Now, let’s perform a quick exercise about obtaining the change journal file from a disk image. First, we use the “mmls” utility to see the partition table from the disk image. Then, we use “fls” from The Sleuth Kit to obtain a file and directory listing and grep for the UsnJrnl string. As you could see in the picture below the output of “fls” shows that the filesystem contains the $UsnJrnl:$Max and $UsnJrnl:$J files. We are interested in the MFT entry number which is 84621.
Next, let’s review MFT record properties for the entry number 84621 with the command “istat” from The Sleuth Kit. This MFT entry stores the NTFS metadata about the $UsnJrnl. We are interested in the attributes section, more specifically, we are looking for the identifier 128 which points to the $DATA attribute. The identifier 128-37 points to the $Max data stream which is of size 32 bytes and is resident. The identifier 128-38 points to the $J data stream which is of size 40-GBytes and sparse. Then we use the “icat” command to view the contents of the $Max data stream which can gives the maximum size of the change journal and then we also use “icat” to export the $J data stream into a file. Noteworthy, that the change journal is sparse. This means parts of the data is just zeros. However, icat from The Sleuth Kit will extract the full size of the data stream. A more efficient and faster tool would be ExtractUsnJrnl because it only extracts the actual data. The picture below illustrates the steps necessary to extract the change journal file.
Now that we exported the change journal into a file we will use the UsnJrnl2Csv utility. Once again another brilliant tool from Joakim Schicht. The tool supports USN_RECORD_V2 and USN_RECORD_V3, and makes it very easy to parse and extract information from the change journal. The output will be a CSV file. The picture below shows the tool in action. You just need to browse the change journal file you obtained and start parsing it.
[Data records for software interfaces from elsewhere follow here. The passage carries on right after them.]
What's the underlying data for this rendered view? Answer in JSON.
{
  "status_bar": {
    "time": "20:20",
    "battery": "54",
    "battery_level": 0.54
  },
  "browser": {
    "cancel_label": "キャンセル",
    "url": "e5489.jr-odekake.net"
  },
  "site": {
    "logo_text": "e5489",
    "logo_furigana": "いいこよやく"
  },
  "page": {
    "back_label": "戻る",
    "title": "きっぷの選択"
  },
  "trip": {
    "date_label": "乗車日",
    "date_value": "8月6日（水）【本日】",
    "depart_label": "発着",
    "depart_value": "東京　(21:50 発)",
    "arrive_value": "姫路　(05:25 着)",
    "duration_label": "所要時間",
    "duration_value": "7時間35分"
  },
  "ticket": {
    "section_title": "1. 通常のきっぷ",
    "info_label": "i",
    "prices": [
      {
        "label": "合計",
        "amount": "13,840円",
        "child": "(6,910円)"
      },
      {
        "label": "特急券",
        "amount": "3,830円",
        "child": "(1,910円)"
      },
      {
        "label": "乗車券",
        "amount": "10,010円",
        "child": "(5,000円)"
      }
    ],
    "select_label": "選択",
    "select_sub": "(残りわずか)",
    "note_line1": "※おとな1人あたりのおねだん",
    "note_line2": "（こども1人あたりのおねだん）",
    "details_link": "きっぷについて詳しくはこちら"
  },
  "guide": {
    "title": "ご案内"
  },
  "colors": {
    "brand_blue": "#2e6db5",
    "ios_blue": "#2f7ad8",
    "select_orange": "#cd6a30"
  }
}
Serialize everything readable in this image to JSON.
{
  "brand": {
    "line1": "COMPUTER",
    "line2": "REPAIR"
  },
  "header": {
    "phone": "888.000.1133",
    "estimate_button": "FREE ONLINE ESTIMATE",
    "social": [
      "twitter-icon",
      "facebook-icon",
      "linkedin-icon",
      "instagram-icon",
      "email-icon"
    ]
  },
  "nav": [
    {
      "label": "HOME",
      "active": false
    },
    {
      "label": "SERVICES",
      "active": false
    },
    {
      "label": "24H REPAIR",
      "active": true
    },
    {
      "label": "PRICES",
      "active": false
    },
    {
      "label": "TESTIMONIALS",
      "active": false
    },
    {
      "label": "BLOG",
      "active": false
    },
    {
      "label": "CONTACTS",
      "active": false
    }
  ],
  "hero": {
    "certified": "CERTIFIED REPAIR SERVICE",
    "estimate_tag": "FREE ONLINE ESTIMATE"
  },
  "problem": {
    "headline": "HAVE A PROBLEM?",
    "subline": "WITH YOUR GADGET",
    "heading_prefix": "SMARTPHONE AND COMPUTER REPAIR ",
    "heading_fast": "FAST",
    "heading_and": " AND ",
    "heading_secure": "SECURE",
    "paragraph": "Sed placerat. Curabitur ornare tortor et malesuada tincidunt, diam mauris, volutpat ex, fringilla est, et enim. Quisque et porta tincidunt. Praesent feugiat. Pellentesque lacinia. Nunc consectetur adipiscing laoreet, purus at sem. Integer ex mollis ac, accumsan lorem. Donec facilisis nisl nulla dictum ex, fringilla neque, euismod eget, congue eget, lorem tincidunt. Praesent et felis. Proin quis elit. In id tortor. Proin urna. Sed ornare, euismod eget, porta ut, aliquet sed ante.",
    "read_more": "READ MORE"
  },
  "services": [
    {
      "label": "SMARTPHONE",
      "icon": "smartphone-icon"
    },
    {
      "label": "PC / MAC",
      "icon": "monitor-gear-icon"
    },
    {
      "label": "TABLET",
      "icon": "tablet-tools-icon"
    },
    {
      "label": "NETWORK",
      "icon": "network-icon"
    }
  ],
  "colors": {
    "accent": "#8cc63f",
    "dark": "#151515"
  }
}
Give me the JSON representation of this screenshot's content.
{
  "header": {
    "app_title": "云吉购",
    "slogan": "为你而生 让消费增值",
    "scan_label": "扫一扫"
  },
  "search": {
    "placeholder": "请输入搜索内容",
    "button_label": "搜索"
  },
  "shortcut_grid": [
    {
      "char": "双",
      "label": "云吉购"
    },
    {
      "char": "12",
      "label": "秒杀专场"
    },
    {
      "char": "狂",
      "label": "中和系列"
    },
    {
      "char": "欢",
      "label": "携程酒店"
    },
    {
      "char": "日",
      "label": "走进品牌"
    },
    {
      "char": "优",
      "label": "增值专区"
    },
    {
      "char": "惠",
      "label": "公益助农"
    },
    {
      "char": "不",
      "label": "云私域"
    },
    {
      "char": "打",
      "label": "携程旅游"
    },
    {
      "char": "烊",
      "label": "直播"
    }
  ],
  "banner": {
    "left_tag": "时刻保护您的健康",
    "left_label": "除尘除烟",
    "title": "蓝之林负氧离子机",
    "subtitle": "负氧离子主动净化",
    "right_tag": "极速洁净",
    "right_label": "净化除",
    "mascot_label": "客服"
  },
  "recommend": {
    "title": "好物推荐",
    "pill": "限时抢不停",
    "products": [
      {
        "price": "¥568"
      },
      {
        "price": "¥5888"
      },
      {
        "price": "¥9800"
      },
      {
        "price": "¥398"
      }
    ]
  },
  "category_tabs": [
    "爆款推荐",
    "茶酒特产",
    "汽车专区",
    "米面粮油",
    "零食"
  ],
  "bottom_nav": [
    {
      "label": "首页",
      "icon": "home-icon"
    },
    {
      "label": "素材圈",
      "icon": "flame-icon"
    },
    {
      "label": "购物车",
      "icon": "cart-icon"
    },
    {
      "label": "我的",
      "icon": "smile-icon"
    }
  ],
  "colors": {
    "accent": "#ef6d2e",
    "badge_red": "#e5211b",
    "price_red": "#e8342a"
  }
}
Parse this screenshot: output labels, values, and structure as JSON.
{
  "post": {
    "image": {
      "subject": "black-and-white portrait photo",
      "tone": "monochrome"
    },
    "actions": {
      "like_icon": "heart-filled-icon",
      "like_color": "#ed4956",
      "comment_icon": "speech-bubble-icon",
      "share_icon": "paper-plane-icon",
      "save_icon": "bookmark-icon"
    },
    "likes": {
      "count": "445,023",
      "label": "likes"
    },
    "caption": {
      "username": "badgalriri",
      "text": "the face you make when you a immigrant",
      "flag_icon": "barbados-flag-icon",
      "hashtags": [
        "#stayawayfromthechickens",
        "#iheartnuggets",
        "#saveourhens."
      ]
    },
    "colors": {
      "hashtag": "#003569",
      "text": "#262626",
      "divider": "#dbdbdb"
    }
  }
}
This process might take some time, when finished, you will have a CSV file containing the journal records. This file be can easily imported into Excel. Then, filter based on the reason and timestamp fields. Normally when you do such analysis you already have some sort of a lead and you have a starting point that will help uncover more leads and findings. After analyzing the change journal records we can start building a timeline of events about attacker activity. Below picture shows a timeline of events from the change journal about malicious files that were created and deleted. These findings can then be used as indicators of compromise in order to find more compromised systems in the environment. In addition, for each file you have the MFT entry number that could be used to attempt to recover deleted files. You might have a chance of recovering data from deleted files in case the gap between the time when the file was deleted and the image was obtained is short.
The change journal contains a wealth of information that shouldn’t be overlooked. Another interesting aspect of the change journal is that allocates space and deallocates as it grows and records are not overwritten unlike the $LogFile. This means we can find old journal records in unallocated space on a NTFS volume. How to obtain those? Luckily, the tool USN Record Carver written by PoorBillionaire can carve journal records from binary data and thus recover these records .
That’s it! In this article we reviewed some introductory concepts about the NTFS change journal and how to obtain it, parse it and create a timeline of events. The techniques and tools are not new. However, they are relevant and used in today’s digital forensic analysis. Have fun!
Windows Internals, Sixth Edition, Part 2 By: Mark E. Russinovich, David A. Solomon, and Alex Ionescu
File System Forensic Analysis By: Brian Carrier